# PROBLEM TO SOLVE
Leaving out the pictures, restate each record below word for word.

Interface dataset entries
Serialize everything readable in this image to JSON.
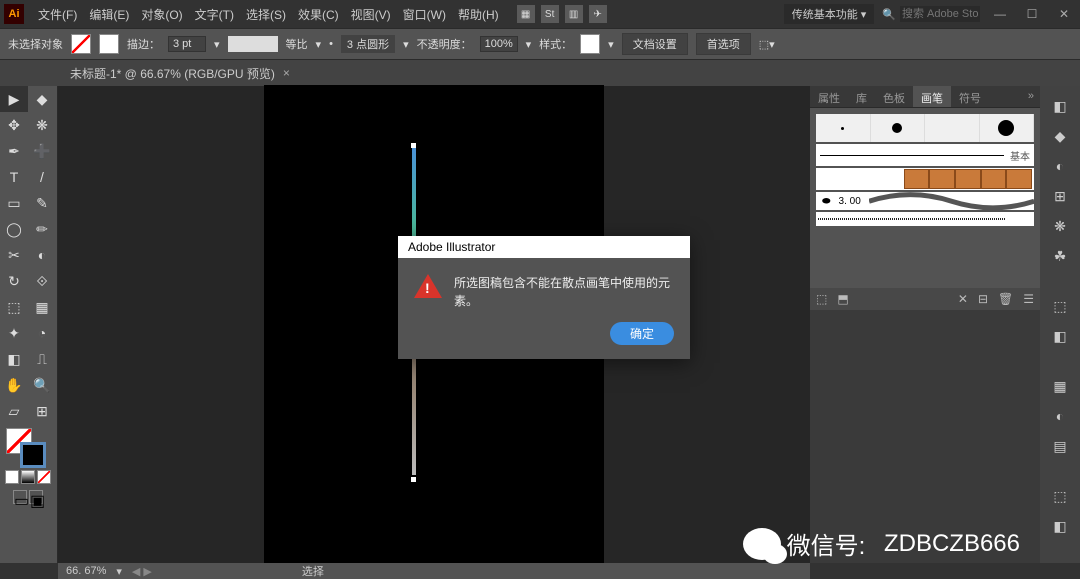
{
  "app": {
    "logo": "Ai"
  },
  "menu": {
    "file": "文件(F)",
    "edit": "编辑(E)",
    "object": "对象(O)",
    "type": "文字(T)",
    "select": "选择(S)",
    "effect": "效果(C)",
    "view": "视图(V)",
    "window": "窗口(W)",
    "help": "帮助(H)"
  },
  "workspace": {
    "name": "传统基本功能"
  },
  "stock_search": {
    "icon": "🔍",
    "placeholder": "搜索 Adobe Stock"
  },
  "window_controls": {
    "min": "—",
    "max": "☐",
    "close": "✕"
  },
  "control": {
    "selection_state": "未选择对象",
    "stroke_label": "描边：",
    "stroke_val": "3 pt",
    "profile_label": "等比",
    "brush_label": "3 点圆形",
    "opacity_label": "不透明度：",
    "opacity_val": "100%",
    "style_label": "样式：",
    "docsetup": "文档设置",
    "prefs": "首选项"
  },
  "doc_tab": {
    "title": "未标题-1* @ 66.67% (RGB/GPU 预览)",
    "close": "×"
  },
  "tools": [
    "▶",
    "◆",
    "✥",
    "❋",
    "✒",
    "➕",
    "T",
    "/",
    "▭",
    "✎",
    "◯",
    "✏",
    "✂",
    "◐",
    "↻",
    "⟐",
    "⬚",
    "▦",
    "✦",
    "◔",
    "◧",
    "⎍",
    "✋",
    "🔍",
    "▱",
    "⊞"
  ],
  "brush_panel": {
    "tabs": {
      "props": "属性",
      "lib": "库",
      "swatch": "色板",
      "brush": "画笔",
      "symbol": "符号",
      "more": "»"
    },
    "basic_label": "基本",
    "callig_val": "3. 00",
    "footer_icons": [
      "⬚",
      "⬒",
      "✕",
      "⊟",
      "🗑",
      "☰"
    ]
  },
  "dialog": {
    "title": "Adobe Illustrator",
    "message": "所选图稿包含不能在散点画笔中使用的元素。",
    "ok": "确定"
  },
  "status": {
    "zoom": "66. 67%",
    "nav": "◀ ▶",
    "select_label": "选择"
  },
  "watermark": {
    "label": "微信号:",
    "id": "ZDBCZB666"
  },
  "rail_icons": [
    "◧",
    "◆",
    "◐",
    "⊞",
    "❋",
    "☘",
    "⬚",
    "◧",
    "▦",
    "◐",
    "▤",
    "⬚",
    "◧"
  ]
}
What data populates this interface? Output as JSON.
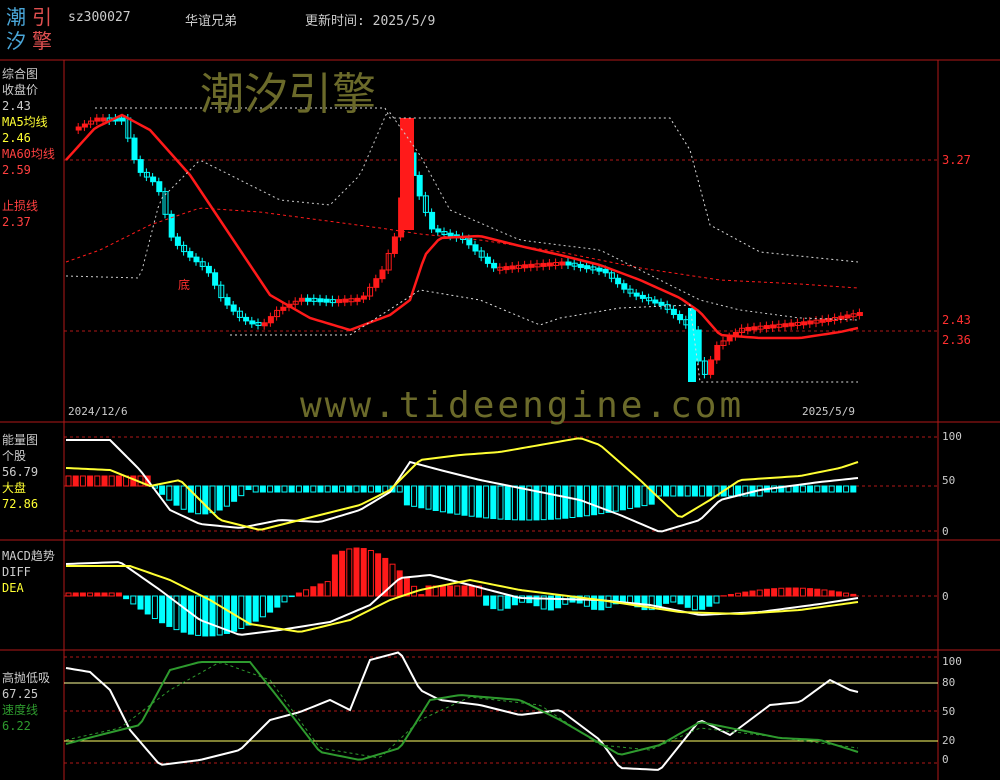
{
  "header": {
    "logo": [
      "潮",
      "引",
      "汐",
      "擎"
    ],
    "code": "sz300027",
    "name": "华谊兄弟",
    "update": "更新时间: 2025/5/9"
  },
  "watermark": {
    "top": "潮汐引擎",
    "bottom": "www.tideengine.com"
  },
  "colors": {
    "red": "#ff1a1a",
    "cyan": "#00ffff",
    "yellow": "#ffff33",
    "white": "#ffffff",
    "green": "#2e9a2e",
    "grid": "#b01818"
  },
  "panel1": {
    "labels": [
      {
        "text": "综合图",
        "color": "#ffffff"
      },
      {
        "text": "收盘价",
        "color": "#ffffff"
      },
      {
        "text": "2.43",
        "color": "#ffffff"
      },
      {
        "text": "MA5均线",
        "color": "#ffff33"
      },
      {
        "text": "2.46",
        "color": "#ffff33"
      },
      {
        "text": "MA60均线",
        "color": "#ff4040"
      },
      {
        "text": "2.59",
        "color": "#ff4040"
      },
      {
        "text": "",
        "color": "#000"
      },
      {
        "text": "止损线",
        "color": "#ff4040"
      },
      {
        "text": "2.37",
        "color": "#ff4040"
      }
    ],
    "price_labels": [
      "3.27",
      "2.43",
      "2.36"
    ],
    "date_start": "2024/12/6",
    "date_end": "2025/5/9",
    "bottom_mark": "底"
  },
  "panel2": {
    "labels": [
      {
        "text": "能量图",
        "color": "#ffffff"
      },
      {
        "text": "个股",
        "color": "#ffffff"
      },
      {
        "text": "56.79",
        "color": "#ffffff"
      },
      {
        "text": "大盘",
        "color": "#ffff33"
      },
      {
        "text": "72.86",
        "color": "#ffff33"
      }
    ],
    "scale": [
      "100",
      "50",
      "0"
    ]
  },
  "panel3": {
    "labels": [
      {
        "text": "MACD趋势",
        "color": "#ffffff"
      },
      {
        "text": "DIFF",
        "color": "#ffffff"
      },
      {
        "text": "DEA",
        "color": "#ffff33"
      }
    ],
    "scale": [
      "0"
    ]
  },
  "panel4": {
    "labels": [
      {
        "text": "高抛低吸",
        "color": "#ffffff"
      },
      {
        "text": "67.25",
        "color": "#ffffff"
      },
      {
        "text": "速度线",
        "color": "#2e9a2e"
      },
      {
        "text": "6.22",
        "color": "#2e9a2e"
      }
    ],
    "scale": [
      "100",
      "80",
      "50",
      "20",
      "0"
    ]
  }
}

# SOLUTION BELOW
Serialize everything readable in this image to JSON.
{
  "app": {
    "logo": "Ai"
  },
  "menu": {
    "file": "文件(F)",
    "edit": "编辑(E)",
    "object": "对象(O)",
    "type": "文字(T)",
    "select": "选择(S)",
    "effect": "效果(C)",
    "view": "视图(V)",
    "window": "窗口(W)",
    "help": "帮助(H)"
  },
  "workspace": {
    "name": "传统基本功能"
  },
  "stock_search": {
    "icon": "🔍",
    "placeholder": "搜索 Adobe Stock"
  },
  "window_controls": {
    "min": "—",
    "max": "☐",
    "close": "✕"
  },
  "control": {
    "selection_state": "未选择对象",
    "stroke_label": "描边：",
    "stroke_val": "3 pt",
    "profile_label": "等比",
    "brush_label": "3 点圆形",
    "opacity_label": "不透明度：",
    "opacity_val": "100%",
    "style_label": "样式：",
    "docsetup": "文档设置",
    "prefs": "首选项"
  },
  "doc_tab": {
    "title": "未标题-1* @ 66.67% (RGB/GPU 预览)",
    "close": "×"
  },
  "tools": [
    "▶",
    "◆",
    "✥",
    "❋",
    "✒",
    "➕",
    "T",
    "/",
    "▭",
    "✎",
    "◯",
    "✏",
    "✂",
    "◐",
    "↻",
    "⟐",
    "⬚",
    "▦",
    "✦",
    "◔",
    "◧",
    "⎍",
    "✋",
    "🔍",
    "▱",
    "⊞"
  ],
  "brush_panel": {
    "tabs": {
      "props": "属性",
      "lib": "库",
      "swatch": "色板",
      "brush": "画笔",
      "symbol": "符号",
      "more": "»"
    },
    "basic_label": "基本",
    "callig_val": "3. 00",
    "footer_icons": [
      "⬚",
      "⬒",
      "✕",
      "⊟",
      "🗑",
      "☰"
    ]
  },
  "dialog": {
    "title": "Adobe Illustrator",
    "message": "所选图稿包含不能在散点画笔中使用的元素。",
    "ok": "确定"
  },
  "status": {
    "zoom": "66. 67%",
    "nav": "◀ ▶",
    "select_label": "选择"
  },
  "watermark": {
    "label": "微信号:",
    "id": "ZDBCZB666"
  },
  "rail_icons": [
    "◧",
    "◆",
    "◐",
    "⊞",
    "❋",
    "☘",
    "⬚",
    "◧",
    "▦",
    "◐",
    "▤",
    "⬚",
    "◧"
  ]
}
What data populates this interface? Output as JSON.
{
  "header": {
    "logo": [
      "潮",
      "引",
      "汐",
      "擎"
    ],
    "code": "sz300027",
    "name": "华谊兄弟",
    "update": "更新时间: 2025/5/9"
  },
  "watermark": {
    "top": "潮汐引擎",
    "bottom": "www.tideengine.com"
  },
  "colors": {
    "red": "#ff1a1a",
    "cyan": "#00ffff",
    "yellow": "#ffff33",
    "white": "#ffffff",
    "green": "#2e9a2e",
    "grid": "#b01818"
  },
  "panel1": {
    "labels": [
      {
        "text": "综合图",
        "color": "#ffffff"
      },
      {
        "text": "收盘价",
        "color": "#ffffff"
      },
      {
        "text": "2.43",
        "color": "#ffffff"
      },
      {
        "text": "MA5均线",
        "color": "#ffff33"
      },
      {
        "text": "2.46",
        "color": "#ffff33"
      },
      {
        "text": "MA60均线",
        "color": "#ff4040"
      },
      {
        "text": "2.59",
        "color": "#ff4040"
      },
      {
        "text": "",
        "color": "#000"
      },
      {
        "text": "止损线",
        "color": "#ff4040"
      },
      {
        "text": "2.37",
        "color": "#ff4040"
      }
    ],
    "price_labels": [
      "3.27",
      "2.43",
      "2.36"
    ],
    "date_start": "2024/12/6",
    "date_end": "2025/5/9",
    "bottom_mark": "底"
  },
  "panel2": {
    "labels": [
      {
        "text": "能量图",
        "color": "#ffffff"
      },
      {
        "text": "个股",
        "color": "#ffffff"
      },
      {
        "text": "56.79",
        "color": "#ffffff"
      },
      {
        "text": "大盘",
        "color": "#ffff33"
      },
      {
        "text": "72.86",
        "color": "#ffff33"
      }
    ],
    "scale": [
      "100",
      "50",
      "0"
    ]
  },
  "panel3": {
    "labels": [
      {
        "text": "MACD趋势",
        "color": "#ffffff"
      },
      {
        "text": "DIFF",
        "color": "#ffffff"
      },
      {
        "text": "DEA",
        "color": "#ffff33"
      }
    ],
    "scale": [
      "0"
    ]
  },
  "panel4": {
    "labels": [
      {
        "text": "高抛低吸",
        "color": "#ffffff"
      },
      {
        "text": "67.25",
        "color": "#ffffff"
      },
      {
        "text": "速度线",
        "color": "#2e9a2e"
      },
      {
        "text": "6.22",
        "color": "#2e9a2e"
      }
    ],
    "scale": [
      "100",
      "80",
      "50",
      "20",
      "0"
    ]
  }
}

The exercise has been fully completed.